→ Task directions: Look for "drop" in the records and copy every line that has it.

→ The data:
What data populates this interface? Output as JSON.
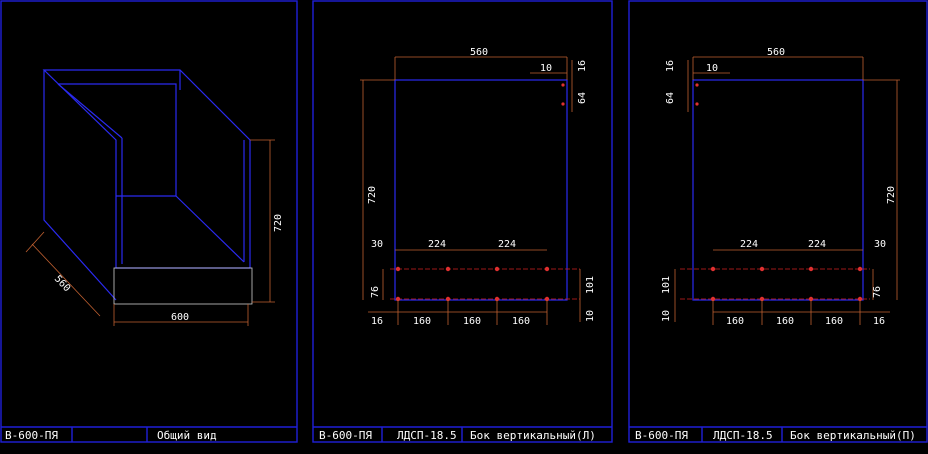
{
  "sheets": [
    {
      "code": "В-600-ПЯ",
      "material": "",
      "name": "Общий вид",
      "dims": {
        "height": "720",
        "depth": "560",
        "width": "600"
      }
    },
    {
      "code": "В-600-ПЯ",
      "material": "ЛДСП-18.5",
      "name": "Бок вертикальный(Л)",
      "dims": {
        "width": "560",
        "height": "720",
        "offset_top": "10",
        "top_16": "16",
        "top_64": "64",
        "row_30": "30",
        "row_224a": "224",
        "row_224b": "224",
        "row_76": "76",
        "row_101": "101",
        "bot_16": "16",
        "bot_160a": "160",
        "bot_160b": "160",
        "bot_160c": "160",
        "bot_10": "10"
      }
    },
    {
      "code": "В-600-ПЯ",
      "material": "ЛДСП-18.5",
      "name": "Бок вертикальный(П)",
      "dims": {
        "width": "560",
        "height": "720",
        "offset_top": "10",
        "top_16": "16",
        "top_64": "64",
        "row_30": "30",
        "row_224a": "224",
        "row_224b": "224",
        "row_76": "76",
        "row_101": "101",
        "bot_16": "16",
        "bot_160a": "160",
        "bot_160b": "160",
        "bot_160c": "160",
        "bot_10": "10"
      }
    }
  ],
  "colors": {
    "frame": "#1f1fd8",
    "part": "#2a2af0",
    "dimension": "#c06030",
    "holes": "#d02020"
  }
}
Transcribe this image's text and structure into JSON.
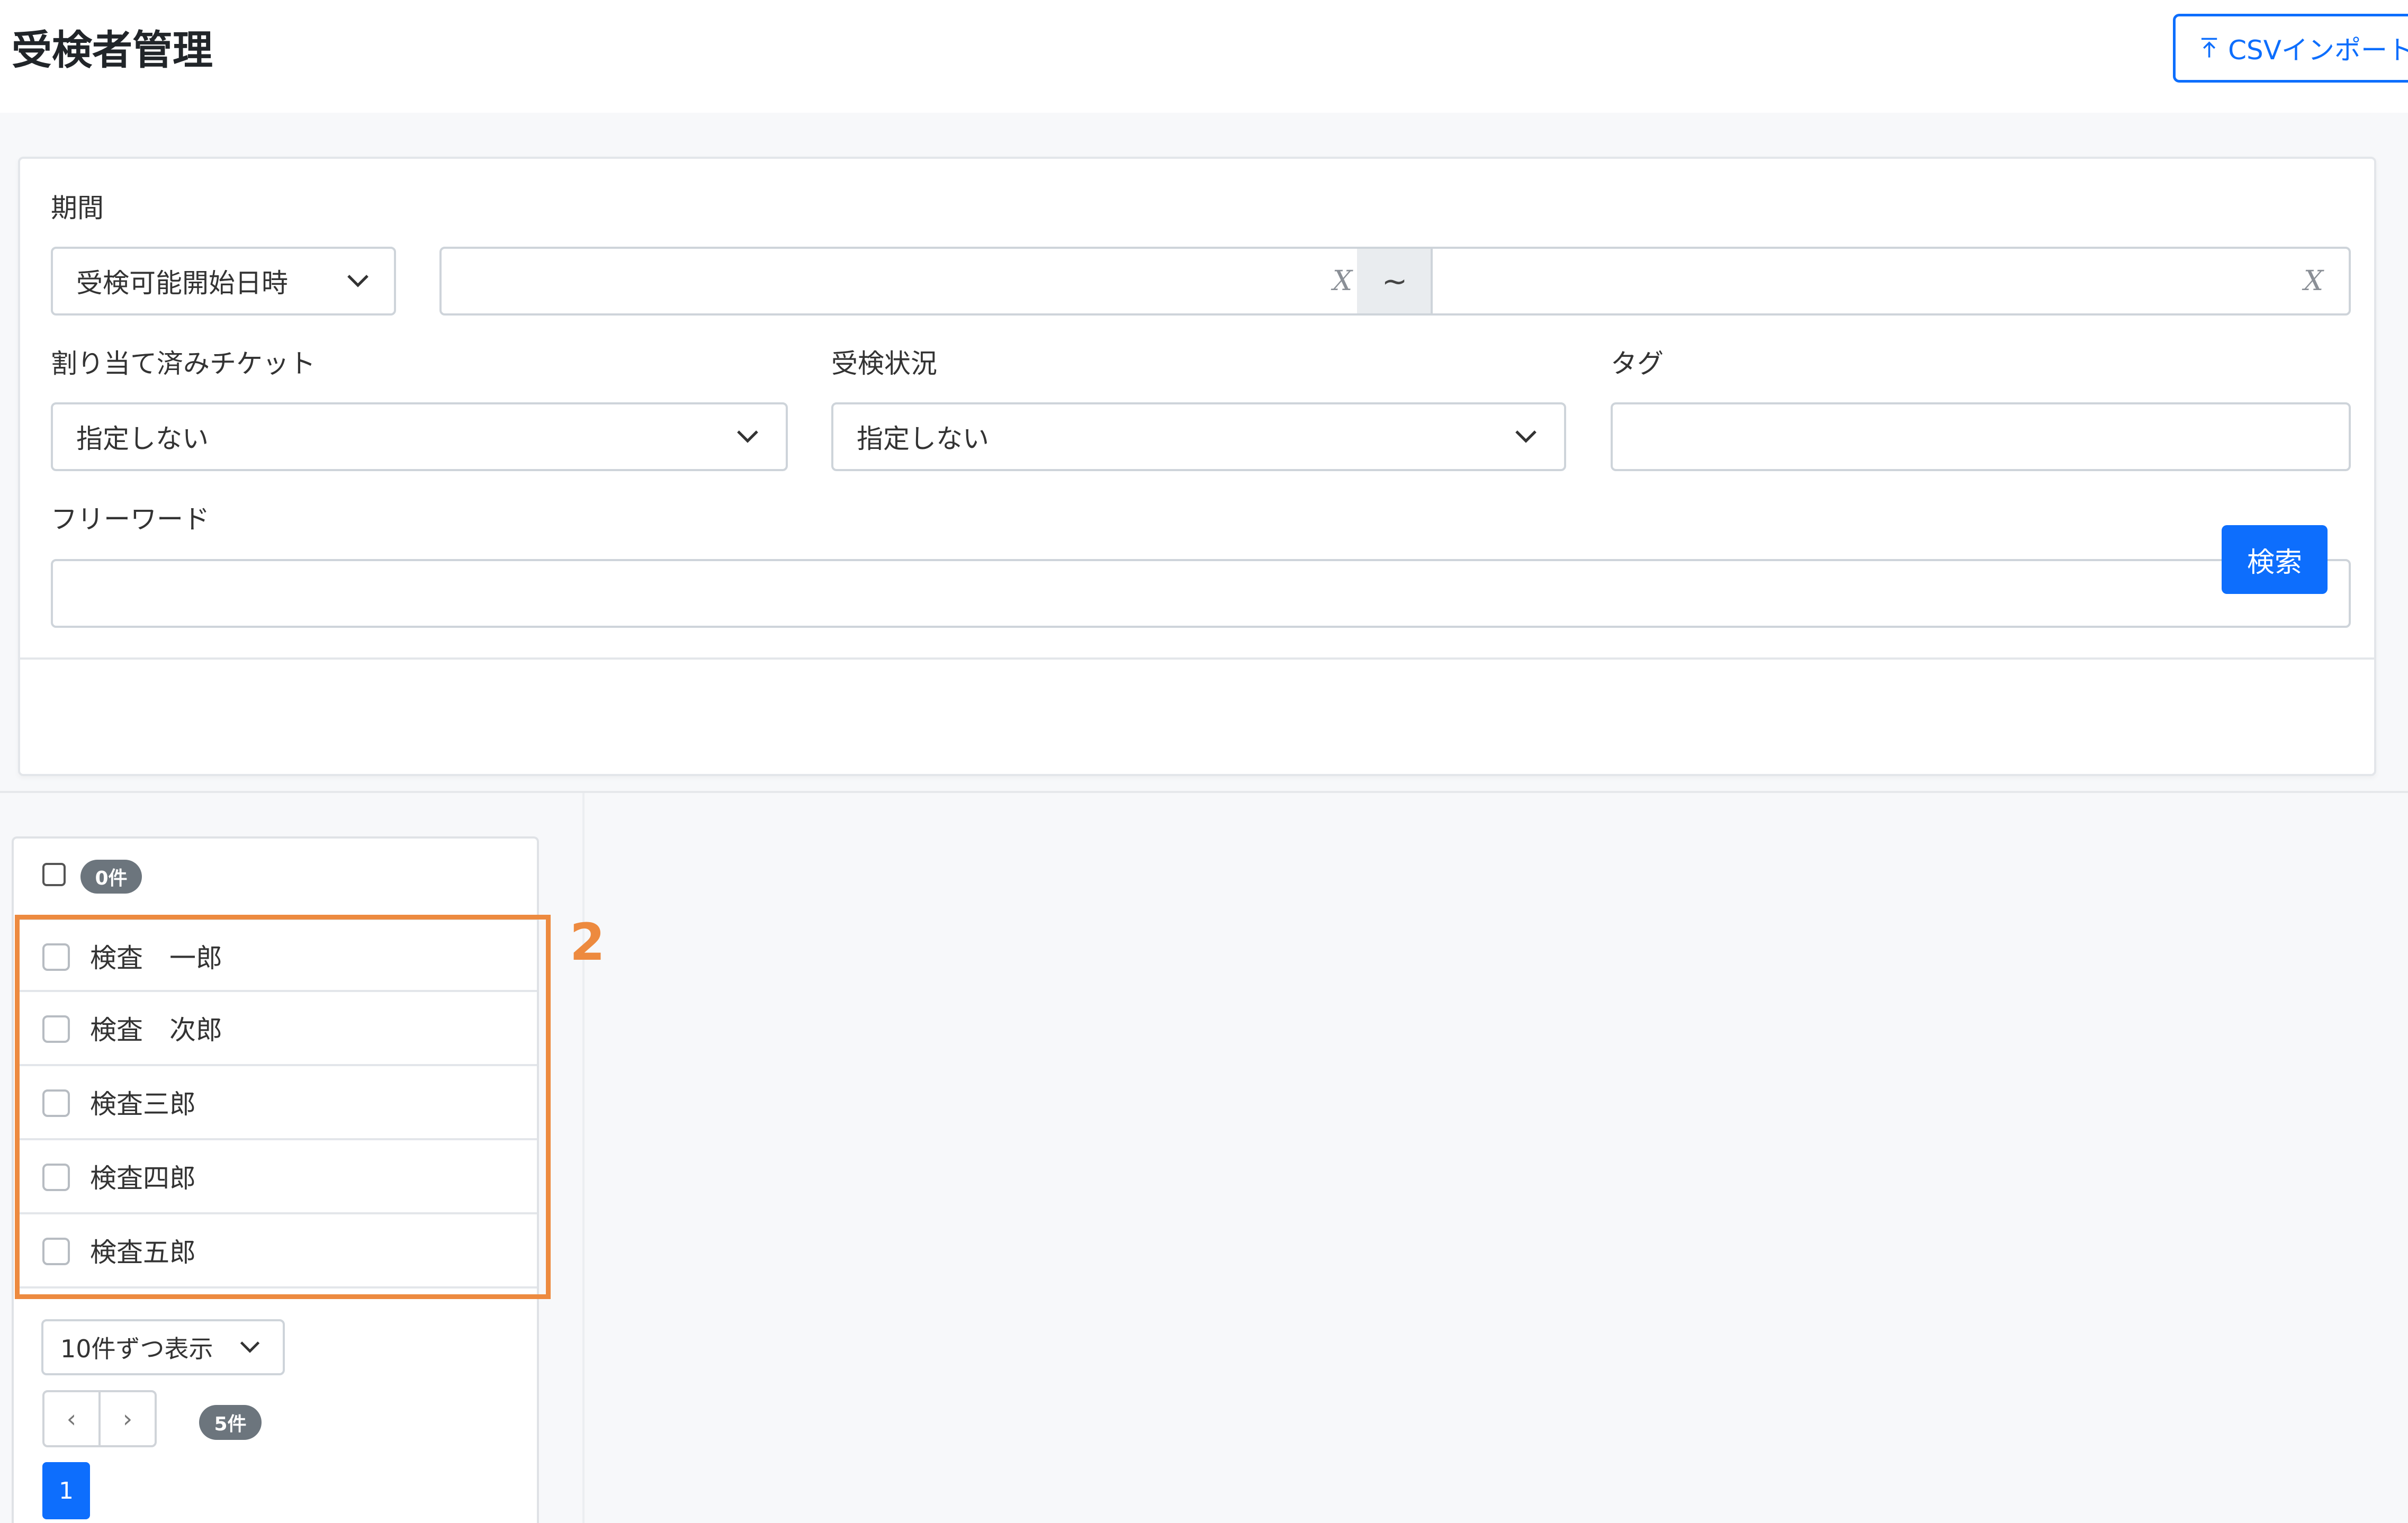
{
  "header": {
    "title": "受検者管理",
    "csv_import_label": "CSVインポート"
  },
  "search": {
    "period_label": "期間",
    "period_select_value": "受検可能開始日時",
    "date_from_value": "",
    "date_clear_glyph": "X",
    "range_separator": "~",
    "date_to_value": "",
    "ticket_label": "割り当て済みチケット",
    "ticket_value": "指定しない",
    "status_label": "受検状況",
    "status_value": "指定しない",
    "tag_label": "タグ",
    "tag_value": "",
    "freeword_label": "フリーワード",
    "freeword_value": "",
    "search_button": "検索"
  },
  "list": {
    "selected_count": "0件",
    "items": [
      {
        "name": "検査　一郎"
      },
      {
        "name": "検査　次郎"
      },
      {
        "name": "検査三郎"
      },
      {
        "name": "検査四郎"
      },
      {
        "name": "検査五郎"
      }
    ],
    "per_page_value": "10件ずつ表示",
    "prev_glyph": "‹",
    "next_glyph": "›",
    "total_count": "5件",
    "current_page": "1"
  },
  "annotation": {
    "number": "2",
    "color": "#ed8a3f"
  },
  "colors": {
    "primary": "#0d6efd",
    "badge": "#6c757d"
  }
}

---

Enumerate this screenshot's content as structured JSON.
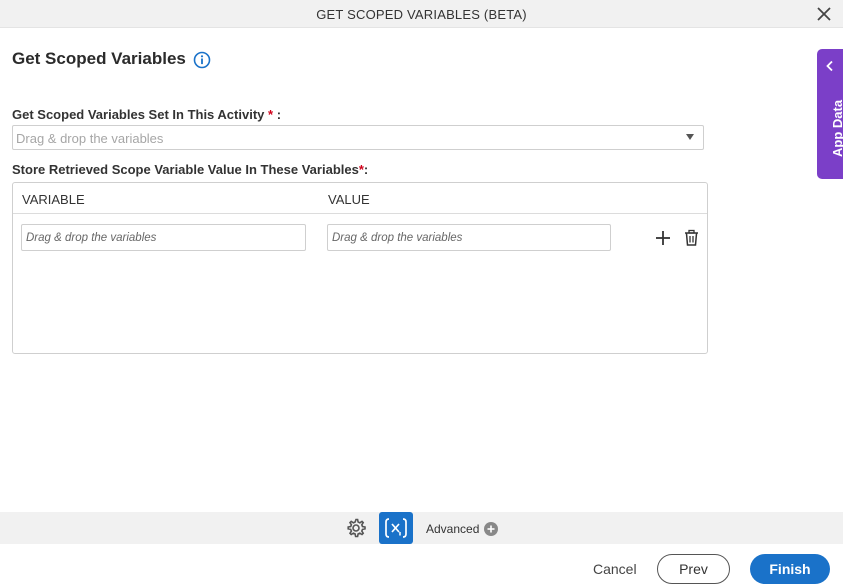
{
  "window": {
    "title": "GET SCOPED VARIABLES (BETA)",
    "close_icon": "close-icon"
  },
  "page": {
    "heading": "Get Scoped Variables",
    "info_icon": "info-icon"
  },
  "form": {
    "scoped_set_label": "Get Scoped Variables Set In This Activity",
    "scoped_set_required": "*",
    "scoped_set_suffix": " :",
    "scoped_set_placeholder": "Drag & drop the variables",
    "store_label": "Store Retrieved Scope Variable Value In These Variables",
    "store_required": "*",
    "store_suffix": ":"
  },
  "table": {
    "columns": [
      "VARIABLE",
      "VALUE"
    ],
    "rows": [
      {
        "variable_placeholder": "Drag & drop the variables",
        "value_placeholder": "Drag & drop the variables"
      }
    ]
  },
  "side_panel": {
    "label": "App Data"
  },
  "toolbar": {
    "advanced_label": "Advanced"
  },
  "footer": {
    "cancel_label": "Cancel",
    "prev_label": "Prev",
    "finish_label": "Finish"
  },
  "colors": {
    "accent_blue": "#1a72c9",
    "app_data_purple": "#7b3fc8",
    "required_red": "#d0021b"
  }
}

→ Response for this exercise:
    "scoped_set_placeholder": "Drag & drop the variables",
        "variable_placeholder": "Drag & drop the variables",
        "value_placeholder": "Drag & drop the variables"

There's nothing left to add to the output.